The Washington Post
21 Arrested In Raids Aimed at PCP Ring
D.C. Chief Alleges Major ‘Drug Pipeline’
Authorities said yesterday that they had broken up a drug-trafficking network that was supplying significant quantities of PCP to neighborhoods in the District.
The investigation, launched by the D.C. police two years ago after a routine traffic stop in Northwest Washington, culminated in raids this week in the District, Maryland and Virginia and in the arrest of 21 people on charges of conspiring to distribute PCP and heroin.
“This started as an investigation of small-time drug dealing that led up to a major, major drug pipeline across the country into Washington, D.C.,” Police Chief Cathy L. Lanier said yesterday at a news conference.
Initiated by the 4th Police District vice unit, the investigation eventually included the FBI, the Drug Enforcement Administration and other agencies. Wiretaps were used on some of the targets of the probe, including one of the lead defendants, Lonnell Glover. A cellphone of Glover’s was tapped, and a vehicle of his was bugged.
In the raids this week, law enforcement officers seized more than $300,000 in cash, 17 firearms, half a kilogram of heroin and several gallons of phencyclidine, or PCP.
Known for the violent, unpredictable behavior it can induce, PCP is used in a number of ways. One of the most common involves dipping a cigarette in PCP to create what is known on the street as a “dipper.”
U.S. Attorney Jeffrey A. Taylor, who was a narcotics prosecutor early in his career at the Justice Department, said the case was crucial to halting a resurgence in PCP use in the District.
“It is a drug that has haunted the District of Columbia in the past,” Taylor said. “In the late ’80s, more than 40 percent of people arrested in the District tested positive for PCP. The message today is that we will not let that drug back into the city.”
Special Agent Jennifer Smith-Love, head of the criminal division in the FBI’s Washington field office, said PCP is of particular concern to law enforcement officials. “It is considered one of the more dangerous drugs of abuse because it acts as a hallucinogen, a stimulant, a depressant and an anesthetic all at the same time,” she said.
Investigators familiar with the District drug trade said a street-level dealer can buy an ounce of PCP for several hundred dollars and then sell as many as 70 dippers for $10 to $25 each.
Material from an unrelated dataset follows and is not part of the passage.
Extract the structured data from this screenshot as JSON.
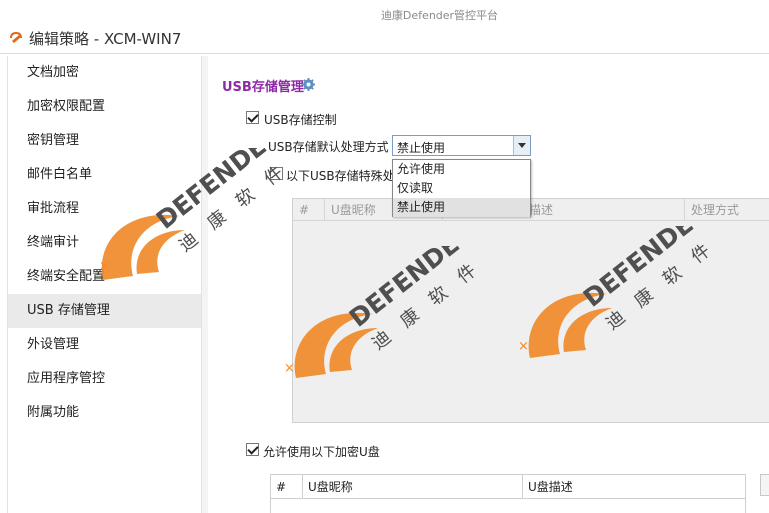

The seizure of more than five gallons of PCP, with an estimated street value approaching $1 million, was a substantial blow to the area supply, officials and investigators said.
Twenty-six people were charged in the two indictments announced yesterday. Taylor said the investigation had targeted the middle and upper levels of the distribution network.
Maximum sentences faced by various defendants, if convicted, range from 10 years to life.
A 76-page affidavit filed by the FBI describes the workings of a drug distribution operation allegedly controlled by Glover, 45, of Temple Hills, and Anthony Suggs, 39, of Upper Marlboro.
In many conversations recounted in the affidavit, the targets speak in what a federal agent says is code. But when Glover is in his vehicle, he talks openly about his plans to go to Florida to arrange a purchase of 20 to 30 kilograms of cocaine, according to the affidavit.